Executive Director | [email protected]

Executive Director
[email protected]

Vanessa has been full-time with Project X since 2011, and as a result, has had many opportunities to meet and connect with sex workers in Singapore and around the world. Under her leadership, the organisation has grown from a small group of volunteers to one where there are three paid staff and a team of over 60 volunteers. Correspondingly, she has increased the annual operating budget of the organization five times, and is now recognized as the leading organization that empowers and assists women in the sex industry.

Vanessa has written and spoken extensively about sex work, human trafficking, rape culture, and LGBTQ rights in Singapore. She believes that if people can speak about sex, gender and sexuality in open and in non-judgmental ways, society will become a safer place for everyone.
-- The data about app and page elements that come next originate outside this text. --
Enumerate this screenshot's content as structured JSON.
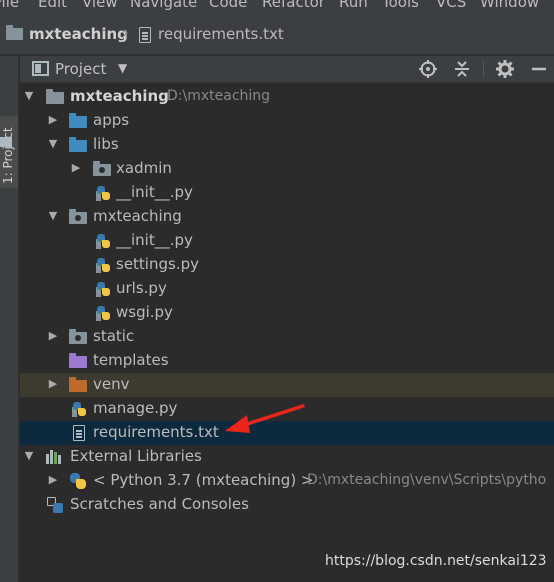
{
  "menu": {
    "items": [
      "File",
      "Edit",
      "View",
      "Navigate",
      "Code",
      "Refactor",
      "Run",
      "Tools",
      "VCS",
      "Window"
    ]
  },
  "breadcrumb": {
    "project": "mxteaching",
    "file": "requirements.txt"
  },
  "left_strip": {
    "tab_label": "1: Project"
  },
  "project_panel": {
    "title": "Project",
    "dropdown_icon": "chevron-down-icon",
    "tools": [
      "locate-icon",
      "collapse-all-icon",
      "gear-icon",
      "minimize-icon"
    ]
  },
  "tree": {
    "root_name": "mxteaching",
    "root_path": "D:\\mxteaching",
    "items": [
      {
        "label": "apps"
      },
      {
        "label": "libs"
      },
      {
        "label": "xadmin"
      },
      {
        "label": "__init__.py"
      },
      {
        "label": "mxteaching"
      },
      {
        "label": "__init__.py"
      },
      {
        "label": "settings.py"
      },
      {
        "label": "urls.py"
      },
      {
        "label": "wsgi.py"
      },
      {
        "label": "static"
      },
      {
        "label": "templates"
      },
      {
        "label": "venv"
      },
      {
        "label": "manage.py"
      },
      {
        "label": "requirements.txt"
      }
    ],
    "external_libraries": "External Libraries",
    "python_sdk": "< Python 3.7 (mxteaching) >",
    "python_sdk_path": "D:\\mxteaching\\venv\\Scripts\\pytho",
    "scratches": "Scratches and Consoles"
  },
  "colors": {
    "accent_arrow": "#e8261c",
    "selected_row": "#0d293e",
    "venv_row": "#3d3a2f"
  },
  "watermark": "https://blog.csdn.net/senkai123"
}
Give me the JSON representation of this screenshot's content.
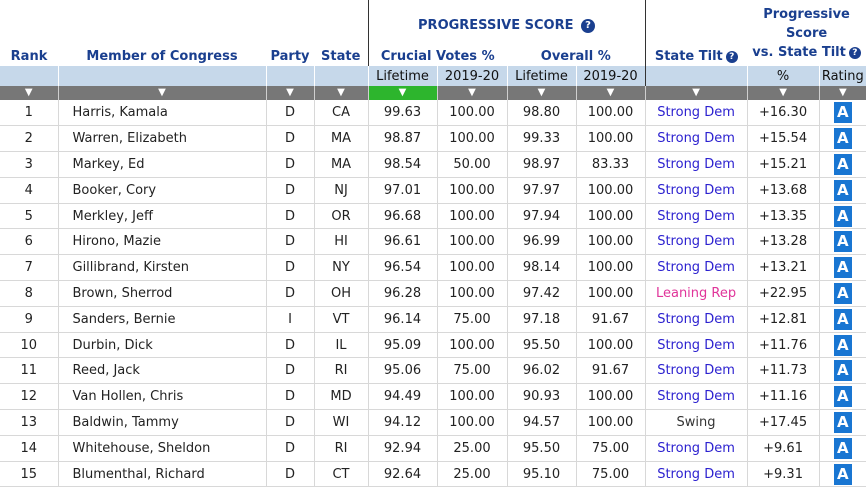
{
  "header": {
    "rank": "Rank",
    "member": "Member of Congress",
    "party": "Party",
    "state": "State",
    "progressive_score": "PROGRESSIVE SCORE",
    "crucial_votes": "Crucial Votes %",
    "overall": "Overall %",
    "state_tilt": "State Tilt",
    "vs_tilt_line1": "Progressive",
    "vs_tilt_line2": "Score",
    "vs_tilt_line3": "vs. State Tilt",
    "lifetime": "Lifetime",
    "period": "2019-20",
    "pct": "%",
    "rating": "Rating",
    "help_glyph": "?",
    "sort_arrow": "▼"
  },
  "colors": {
    "header_text": "#1a3f8f",
    "subheader_bg": "#c6d8ea",
    "sort_bar_bg": "#777777",
    "sort_active_bg": "#2db52d",
    "strong_dem": "#2a1fcf",
    "leaning_rep": "#e0359a",
    "grade_bg": "#1976d2"
  },
  "rows": [
    {
      "rank": "1",
      "name": "Harris, Kamala",
      "party": "D",
      "state": "CA",
      "cv_life": "99.63",
      "cv_1920": "100.00",
      "ov_life": "98.80",
      "ov_1920": "100.00",
      "tilt": "Strong Dem",
      "tilt_kind": "dem",
      "vs": "+16.30",
      "grade": "A"
    },
    {
      "rank": "2",
      "name": "Warren, Elizabeth",
      "party": "D",
      "state": "MA",
      "cv_life": "98.87",
      "cv_1920": "100.00",
      "ov_life": "99.33",
      "ov_1920": "100.00",
      "tilt": "Strong Dem",
      "tilt_kind": "dem",
      "vs": "+15.54",
      "grade": "A"
    },
    {
      "rank": "3",
      "name": "Markey, Ed",
      "party": "D",
      "state": "MA",
      "cv_life": "98.54",
      "cv_1920": "50.00",
      "ov_life": "98.97",
      "ov_1920": "83.33",
      "tilt": "Strong Dem",
      "tilt_kind": "dem",
      "vs": "+15.21",
      "grade": "A"
    },
    {
      "rank": "4",
      "name": "Booker, Cory",
      "party": "D",
      "state": "NJ",
      "cv_life": "97.01",
      "cv_1920": "100.00",
      "ov_life": "97.97",
      "ov_1920": "100.00",
      "tilt": "Strong Dem",
      "tilt_kind": "dem",
      "vs": "+13.68",
      "grade": "A"
    },
    {
      "rank": "5",
      "name": "Merkley, Jeff",
      "party": "D",
      "state": "OR",
      "cv_life": "96.68",
      "cv_1920": "100.00",
      "ov_life": "97.94",
      "ov_1920": "100.00",
      "tilt": "Strong Dem",
      "tilt_kind": "dem",
      "vs": "+13.35",
      "grade": "A"
    },
    {
      "rank": "6",
      "name": "Hirono, Mazie",
      "party": "D",
      "state": "HI",
      "cv_life": "96.61",
      "cv_1920": "100.00",
      "ov_life": "96.99",
      "ov_1920": "100.00",
      "tilt": "Strong Dem",
      "tilt_kind": "dem",
      "vs": "+13.28",
      "grade": "A"
    },
    {
      "rank": "7",
      "name": "Gillibrand, Kirsten",
      "party": "D",
      "state": "NY",
      "cv_life": "96.54",
      "cv_1920": "100.00",
      "ov_life": "98.14",
      "ov_1920": "100.00",
      "tilt": "Strong Dem",
      "tilt_kind": "dem",
      "vs": "+13.21",
      "grade": "A"
    },
    {
      "rank": "8",
      "name": "Brown, Sherrod",
      "party": "D",
      "state": "OH",
      "cv_life": "96.28",
      "cv_1920": "100.00",
      "ov_life": "97.42",
      "ov_1920": "100.00",
      "tilt": "Leaning Rep",
      "tilt_kind": "rep",
      "vs": "+22.95",
      "grade": "A"
    },
    {
      "rank": "9",
      "name": "Sanders, Bernie",
      "party": "I",
      "state": "VT",
      "cv_life": "96.14",
      "cv_1920": "75.00",
      "ov_life": "97.18",
      "ov_1920": "91.67",
      "tilt": "Strong Dem",
      "tilt_kind": "dem",
      "vs": "+12.81",
      "grade": "A"
    },
    {
      "rank": "10",
      "name": "Durbin, Dick",
      "party": "D",
      "state": "IL",
      "cv_life": "95.09",
      "cv_1920": "100.00",
      "ov_life": "95.50",
      "ov_1920": "100.00",
      "tilt": "Strong Dem",
      "tilt_kind": "dem",
      "vs": "+11.76",
      "grade": "A"
    },
    {
      "rank": "11",
      "name": "Reed, Jack",
      "party": "D",
      "state": "RI",
      "cv_life": "95.06",
      "cv_1920": "75.00",
      "ov_life": "96.02",
      "ov_1920": "91.67",
      "tilt": "Strong Dem",
      "tilt_kind": "dem",
      "vs": "+11.73",
      "grade": "A"
    },
    {
      "rank": "12",
      "name": "Van Hollen, Chris",
      "party": "D",
      "state": "MD",
      "cv_life": "94.49",
      "cv_1920": "100.00",
      "ov_life": "90.93",
      "ov_1920": "100.00",
      "tilt": "Strong Dem",
      "tilt_kind": "dem",
      "vs": "+11.16",
      "grade": "A"
    },
    {
      "rank": "13",
      "name": "Baldwin, Tammy",
      "party": "D",
      "state": "WI",
      "cv_life": "94.12",
      "cv_1920": "100.00",
      "ov_life": "94.57",
      "ov_1920": "100.00",
      "tilt": "Swing",
      "tilt_kind": "swing",
      "vs": "+17.45",
      "grade": "A"
    },
    {
      "rank": "14",
      "name": "Whitehouse, Sheldon",
      "party": "D",
      "state": "RI",
      "cv_life": "92.94",
      "cv_1920": "25.00",
      "ov_life": "95.50",
      "ov_1920": "75.00",
      "tilt": "Strong Dem",
      "tilt_kind": "dem",
      "vs": "+9.61",
      "grade": "A"
    },
    {
      "rank": "15",
      "name": "Blumenthal, Richard",
      "party": "D",
      "state": "CT",
      "cv_life": "92.64",
      "cv_1920": "25.00",
      "ov_life": "95.10",
      "ov_1920": "75.00",
      "tilt": "Strong Dem",
      "tilt_kind": "dem",
      "vs": "+9.31",
      "grade": "A"
    }
  ]
}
Vanessa holds a Bachelor’s Degree in Economics from the University of Warwick, and a Masters Degree in Gender, Society and Representation from University College London.